Source data:
|---|

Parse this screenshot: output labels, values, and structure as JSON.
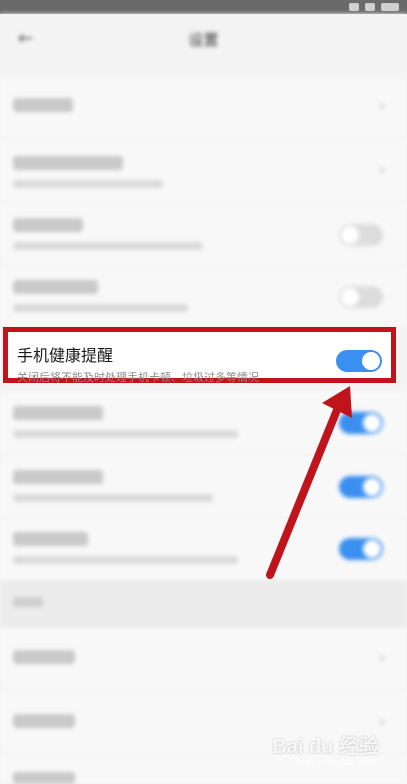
{
  "status_bar": {
    "icons": [
      "signal-icon",
      "wifi-icon",
      "battery-icon"
    ]
  },
  "header": {
    "back_icon": "back-arrow-icon",
    "title": "设置"
  },
  "highlighted_setting": {
    "title": "手机健康提醒",
    "subtitle": "关闭后将不能及时处理手机卡顿、垃圾过多等情况",
    "enabled": true
  },
  "colors": {
    "highlight_border": "#c0141c",
    "toggle_on": "#3a8ff0",
    "arrow": "#c0141c"
  },
  "watermark": {
    "logo": "Bai du 经验",
    "sub": "jingyan.baidu.com"
  }
}
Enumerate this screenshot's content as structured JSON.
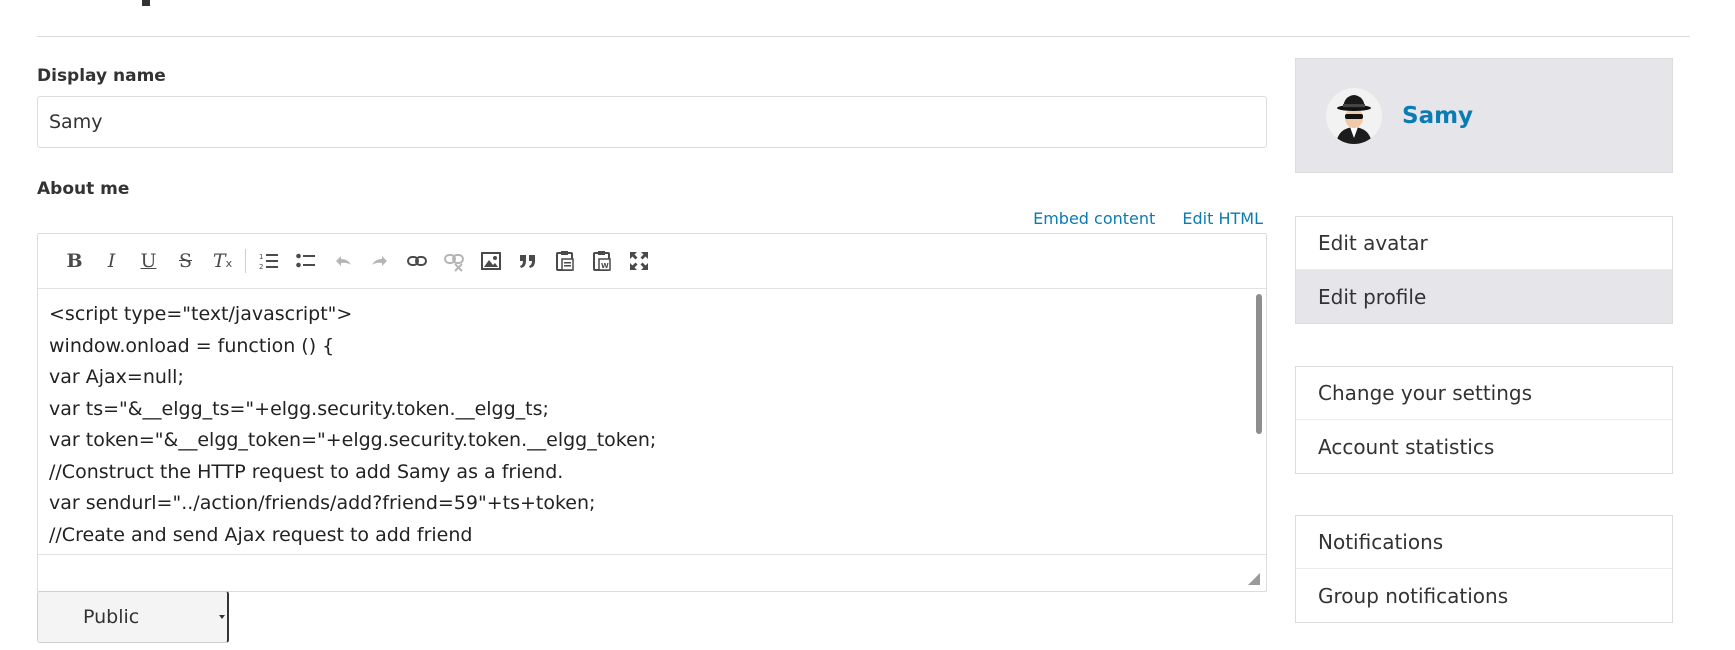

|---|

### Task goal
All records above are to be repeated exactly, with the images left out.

### Task result
Parse this screenshot: output labels, values, and structure as JSON.
{
  "status_bar": {
    "icons": [
      "signal-icon",
      "wifi-icon",
      "battery-icon"
    ]
  },
  "header": {
    "back_icon": "back-arrow-icon",
    "title": "设置"
  },
  "highlighted_setting": {
    "title": "手机健康提醒",
    "subtitle": "关闭后将不能及时处理手机卡顿、垃圾过多等情况",
    "enabled": true
  },
  "colors": {
    "highlight_border": "#c0141c",
    "toggle_on": "#3a8ff0",
    "arrow": "#c0141c"
  },
  "watermark": {
    "logo": "Bai du 经验",
    "sub": "jingyan.baidu.com"
  }
}
Enumerate this screenshot's content as structured JSON.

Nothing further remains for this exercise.